§ Instructions for the task: Output the data below exactly.

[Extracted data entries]
▬▬▬▬▬▬
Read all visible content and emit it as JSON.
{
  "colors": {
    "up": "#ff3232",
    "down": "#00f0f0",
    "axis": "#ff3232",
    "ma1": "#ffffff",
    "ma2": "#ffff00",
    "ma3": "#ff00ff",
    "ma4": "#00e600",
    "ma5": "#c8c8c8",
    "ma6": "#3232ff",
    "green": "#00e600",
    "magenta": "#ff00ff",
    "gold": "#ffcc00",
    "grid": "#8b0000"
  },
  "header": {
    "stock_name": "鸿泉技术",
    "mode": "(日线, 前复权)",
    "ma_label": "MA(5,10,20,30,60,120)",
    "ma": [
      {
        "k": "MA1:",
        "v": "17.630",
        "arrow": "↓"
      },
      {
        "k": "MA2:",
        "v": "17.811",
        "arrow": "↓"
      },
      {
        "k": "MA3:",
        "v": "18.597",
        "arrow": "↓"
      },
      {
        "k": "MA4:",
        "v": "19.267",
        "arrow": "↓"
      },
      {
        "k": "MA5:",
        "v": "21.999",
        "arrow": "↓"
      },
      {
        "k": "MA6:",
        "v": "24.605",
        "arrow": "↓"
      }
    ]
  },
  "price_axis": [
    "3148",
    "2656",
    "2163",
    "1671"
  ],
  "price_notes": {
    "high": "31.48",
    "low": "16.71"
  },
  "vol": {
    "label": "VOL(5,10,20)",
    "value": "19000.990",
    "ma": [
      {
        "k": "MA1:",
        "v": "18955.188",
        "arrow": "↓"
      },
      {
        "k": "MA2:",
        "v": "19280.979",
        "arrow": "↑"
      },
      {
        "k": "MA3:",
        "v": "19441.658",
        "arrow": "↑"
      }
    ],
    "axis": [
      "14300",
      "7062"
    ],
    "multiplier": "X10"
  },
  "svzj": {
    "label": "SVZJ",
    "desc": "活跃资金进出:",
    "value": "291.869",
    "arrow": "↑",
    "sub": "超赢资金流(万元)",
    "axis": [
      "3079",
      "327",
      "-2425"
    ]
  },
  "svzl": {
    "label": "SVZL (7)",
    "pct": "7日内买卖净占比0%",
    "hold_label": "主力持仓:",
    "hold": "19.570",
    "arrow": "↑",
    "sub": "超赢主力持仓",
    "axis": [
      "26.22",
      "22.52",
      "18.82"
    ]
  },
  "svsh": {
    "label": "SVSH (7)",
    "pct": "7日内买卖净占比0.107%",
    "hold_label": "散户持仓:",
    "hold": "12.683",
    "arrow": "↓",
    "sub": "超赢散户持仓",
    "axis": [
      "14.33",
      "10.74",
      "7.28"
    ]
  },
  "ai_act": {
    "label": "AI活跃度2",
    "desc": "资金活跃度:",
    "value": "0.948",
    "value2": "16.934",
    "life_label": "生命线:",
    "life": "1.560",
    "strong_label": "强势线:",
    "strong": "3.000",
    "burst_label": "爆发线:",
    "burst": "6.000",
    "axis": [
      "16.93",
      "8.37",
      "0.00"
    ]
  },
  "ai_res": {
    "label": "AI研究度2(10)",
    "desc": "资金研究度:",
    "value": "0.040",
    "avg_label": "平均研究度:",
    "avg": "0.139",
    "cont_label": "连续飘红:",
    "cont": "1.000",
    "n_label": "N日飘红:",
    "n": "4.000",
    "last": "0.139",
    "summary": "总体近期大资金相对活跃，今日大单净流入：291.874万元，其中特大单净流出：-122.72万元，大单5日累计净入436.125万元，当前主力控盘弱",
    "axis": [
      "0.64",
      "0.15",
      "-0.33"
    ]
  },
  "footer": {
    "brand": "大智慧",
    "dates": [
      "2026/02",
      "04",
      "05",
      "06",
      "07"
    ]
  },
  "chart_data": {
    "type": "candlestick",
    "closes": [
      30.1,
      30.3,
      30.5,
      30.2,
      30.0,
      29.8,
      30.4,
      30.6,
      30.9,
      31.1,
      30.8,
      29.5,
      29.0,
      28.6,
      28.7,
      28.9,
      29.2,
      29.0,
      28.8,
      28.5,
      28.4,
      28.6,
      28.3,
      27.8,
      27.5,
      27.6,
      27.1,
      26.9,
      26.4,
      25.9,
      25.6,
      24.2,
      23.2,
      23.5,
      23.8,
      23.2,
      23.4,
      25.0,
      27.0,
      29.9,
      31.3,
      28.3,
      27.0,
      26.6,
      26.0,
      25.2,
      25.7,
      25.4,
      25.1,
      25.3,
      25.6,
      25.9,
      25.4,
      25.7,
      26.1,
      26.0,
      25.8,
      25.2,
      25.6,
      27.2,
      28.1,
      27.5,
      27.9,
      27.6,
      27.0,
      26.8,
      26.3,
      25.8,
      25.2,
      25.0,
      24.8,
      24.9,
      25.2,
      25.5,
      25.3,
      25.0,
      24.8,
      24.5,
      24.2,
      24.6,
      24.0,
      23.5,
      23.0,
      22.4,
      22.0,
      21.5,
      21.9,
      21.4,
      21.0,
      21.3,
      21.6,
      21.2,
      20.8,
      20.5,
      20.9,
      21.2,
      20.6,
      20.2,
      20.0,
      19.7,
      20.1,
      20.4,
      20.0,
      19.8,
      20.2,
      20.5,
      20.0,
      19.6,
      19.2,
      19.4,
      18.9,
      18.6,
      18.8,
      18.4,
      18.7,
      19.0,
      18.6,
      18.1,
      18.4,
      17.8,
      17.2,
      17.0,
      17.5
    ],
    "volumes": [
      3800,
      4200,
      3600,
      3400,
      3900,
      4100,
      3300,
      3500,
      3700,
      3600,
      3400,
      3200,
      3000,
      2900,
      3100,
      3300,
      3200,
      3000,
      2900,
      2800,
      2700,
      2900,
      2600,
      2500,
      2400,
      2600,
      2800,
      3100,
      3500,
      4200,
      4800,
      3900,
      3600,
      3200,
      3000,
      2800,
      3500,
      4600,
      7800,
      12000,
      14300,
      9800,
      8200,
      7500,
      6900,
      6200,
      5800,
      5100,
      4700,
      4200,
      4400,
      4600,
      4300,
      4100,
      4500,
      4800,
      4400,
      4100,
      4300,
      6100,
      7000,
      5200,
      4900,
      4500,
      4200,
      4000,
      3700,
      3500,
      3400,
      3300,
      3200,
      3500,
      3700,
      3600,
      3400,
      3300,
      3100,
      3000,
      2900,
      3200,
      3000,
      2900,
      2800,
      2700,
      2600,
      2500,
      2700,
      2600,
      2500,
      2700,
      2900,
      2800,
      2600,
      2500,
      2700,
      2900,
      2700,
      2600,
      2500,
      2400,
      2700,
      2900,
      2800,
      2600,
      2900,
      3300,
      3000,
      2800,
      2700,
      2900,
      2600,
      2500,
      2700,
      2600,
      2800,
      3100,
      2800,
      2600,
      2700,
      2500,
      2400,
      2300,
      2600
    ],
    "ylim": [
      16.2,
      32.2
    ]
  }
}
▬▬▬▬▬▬
§ Solution to this exercise:
Read all visible content and emit it as JSON.
{
  "colors": {
    "up": "#ff3232",
    "down": "#00f0f0",
    "axis": "#ff3232",
    "ma1": "#ffffff",
    "ma2": "#ffff00",
    "ma3": "#ff00ff",
    "ma4": "#00e600",
    "ma5": "#c8c8c8",
    "ma6": "#3232ff",
    "green": "#00e600",
    "magenta": "#ff00ff",
    "gold": "#ffcc00",
    "grid": "#8b0000"
  },
  "header": {
    "stock_name": "鸿泉技术",
    "mode": "(日线, 前复权)",
    "ma_label": "MA(5,10,20,30,60,120)",
    "ma": [
      {
        "k": "MA1:",
        "v": "17.630",
        "arrow": "↓"
      },
      {
        "k": "MA2:",
        "v": "17.811",
        "arrow": "↓"
      },
      {
        "k": "MA3:",
        "v": "18.597",
        "arrow": "↓"
      },
      {
        "k": "MA4:",
        "v": "19.267",
        "arrow": "↓"
      },
      {
        "k": "MA5:",
        "v": "21.999",
        "arrow": "↓"
      },
      {
        "k": "MA6:",
        "v": "24.605",
        "arrow": "↓"
      }
    ]
  },
  "price_axis": [
    "3148",
    "2656",
    "2163",
    "1671"
  ],
  "price_notes": {
    "high": "31.48",
    "low": "16.71"
  },
  "vol": {
    "label": "VOL(5,10,20)",
    "value": "19000.990",
    "ma": [
      {
        "k": "MA1:",
        "v": "18955.188",
        "arrow": "↓"
      },
      {
        "k": "MA2:",
        "v": "19280.979",
        "arrow": "↑"
      },
      {
        "k": "MA3:",
        "v": "19441.658",
        "arrow": "↑"
      }
    ],
    "axis": [
      "14300",
      "7062"
    ],
    "multiplier": "X10"
  },
  "svzj": {
    "label": "SVZJ",
    "desc": "活跃资金进出:",
    "value": "291.869",
    "arrow": "↑",
    "sub": "超赢资金流(万元)",
    "axis": [
      "3079",
      "327",
      "-2425"
    ]
  },
  "svzl": {
    "label": "SVZL (7)",
    "pct": "7日内买卖净占比0%",
    "hold_label": "主力持仓:",
    "hold": "19.570",
    "arrow": "↑",
    "sub": "超赢主力持仓",
    "axis": [
      "26.22",
      "22.52",
      "18.82"
    ]
  },
  "svsh": {
    "label": "SVSH (7)",
    "pct": "7日内买卖净占比0.107%",
    "hold_label": "散户持仓:",
    "hold": "12.683",
    "arrow": "↓",
    "sub": "超赢散户持仓",
    "axis": [
      "14.33",
      "10.74",
      "7.28"
    ]
  },
  "ai_act": {
    "label": "AI活跃度2",
    "desc": "资金活跃度:",
    "value": "0.948",
    "value2": "16.934",
    "life_label": "生命线:",
    "life": "1.560",
    "strong_label": "强势线:",
    "strong": "3.000",
    "burst_label": "爆发线:",
    "burst": "6.000",
    "axis": [
      "16.93",
      "8.37",
      "0.00"
    ]
  },
  "ai_res": {
    "label": "AI研究度2(10)",
    "desc": "资金研究度:",
    "value": "0.040",
    "avg_label": "平均研究度:",
    "avg": "0.139",
    "cont_label": "连续飘红:",
    "cont": "1.000",
    "n_label": "N日飘红:",
    "n": "4.000",
    "last": "0.139",
    "summary": "总体近期大资金相对活跃，今日大单净流入：291.874万元，其中特大单净流出：-122.72万元，大单5日累计净入436.125万元，当前主力控盘弱",
    "axis": [
      "0.64",
      "0.15",
      "-0.33"
    ]
  },
  "footer": {
    "brand": "大智慧",
    "dates": [
      "2026/02",
      "04",
      "05",
      "06",
      "07"
    ]
  },
  "chart_data": {
    "type": "candlestick",
    "closes": [
      30.1,
      30.3,
      30.5,
      30.2,
      30.0,
      29.8,
      30.4,
      30.6,
      30.9,
      31.1,
      30.8,
      29.5,
      29.0,
      28.6,
      28.7,
      28.9,
      29.2,
      29.0,
      28.8,
      28.5,
      28.4,
      28.6,
      28.3,
      27.8,
      27.5,
      27.6,
      27.1,
      26.9,
      26.4,
      25.9,
      25.6,
      24.2,
      23.2,
      23.5,
      23.8,
      23.2,
      23.4,
      25.0,
      27.0,
      29.9,
      31.3,
      28.3,
      27.0,
      26.6,
      26.0,
      25.2,
      25.7,
      25.4,
      25.1,
      25.3,
      25.6,
      25.9,
      25.4,
      25.7,
      26.1,
      26.0,
      25.8,
      25.2,
      25.6,
      27.2,
      28.1,
      27.5,
      27.9,
      27.6,
      27.0,
      26.8,
      26.3,
      25.8,
      25.2,
      25.0,
      24.8,
      24.9,
      25.2,
      25.5,
      25.3,
      25.0,
      24.8,
      24.5,
      24.2,
      24.6,
      24.0,
      23.5,
      23.0,
      22.4,
      22.0,
      21.5,
      21.9,
      21.4,
      21.0,
      21.3,
      21.6,
      21.2,
      20.8,
      20.5,
      20.9,
      21.2,
      20.6,
      20.2,
      20.0,
      19.7,
      20.1,
      20.4,
      20.0,
      19.8,
      20.2,
      20.5,
      20.0,
      19.6,
      19.2,
      19.4,
      18.9,
      18.6,
      18.8,
      18.4,
      18.7,
      19.0,
      18.6,
      18.1,
      18.4,
      17.8,
      17.2,
      17.0,
      17.5
    ],
    "volumes": [
      3800,
      4200,
      3600,
      3400,
      3900,
      4100,
      3300,
      3500,
      3700,
      3600,
      3400,
      3200,
      3000,
      2900,
      3100,
      3300,
      3200,
      3000,
      2900,
      2800,
      2700,
      2900,
      2600,
      2500,
      2400,
      2600,
      2800,
      3100,
      3500,
      4200,
      4800,
      3900,
      3600,
      3200,
      3000,
      2800,
      3500,
      4600,
      7800,
      12000,
      14300,
      9800,
      8200,
      7500,
      6900,
      6200,
      5800,
      5100,
      4700,
      4200,
      4400,
      4600,
      4300,
      4100,
      4500,
      4800,
      4400,
      4100,
      4300,
      6100,
      7000,
      5200,
      4900,
      4500,
      4200,
      4000,
      3700,
      3500,
      3400,
      3300,
      3200,
      3500,
      3700,
      3600,
      3400,
      3300,
      3100,
      3000,
      2900,
      3200,
      3000,
      2900,
      2800,
      2700,
      2600,
      2500,
      2700,
      2600,
      2500,
      2700,
      2900,
      2800,
      2600,
      2500,
      2700,
      2900,
      2700,
      2600,
      2500,
      2400,
      2700,
      2900,
      2800,
      2600,
      2900,
      3300,
      3000,
      2800,
      2700,
      2900,
      2600,
      2500,
      2700,
      2600,
      2800,
      3100,
      2800,
      2600,
      2700,
      2500,
      2400,
      2300,
      2600
    ],
    "ylim": [
      16.2,
      32.2
    ]
  }
}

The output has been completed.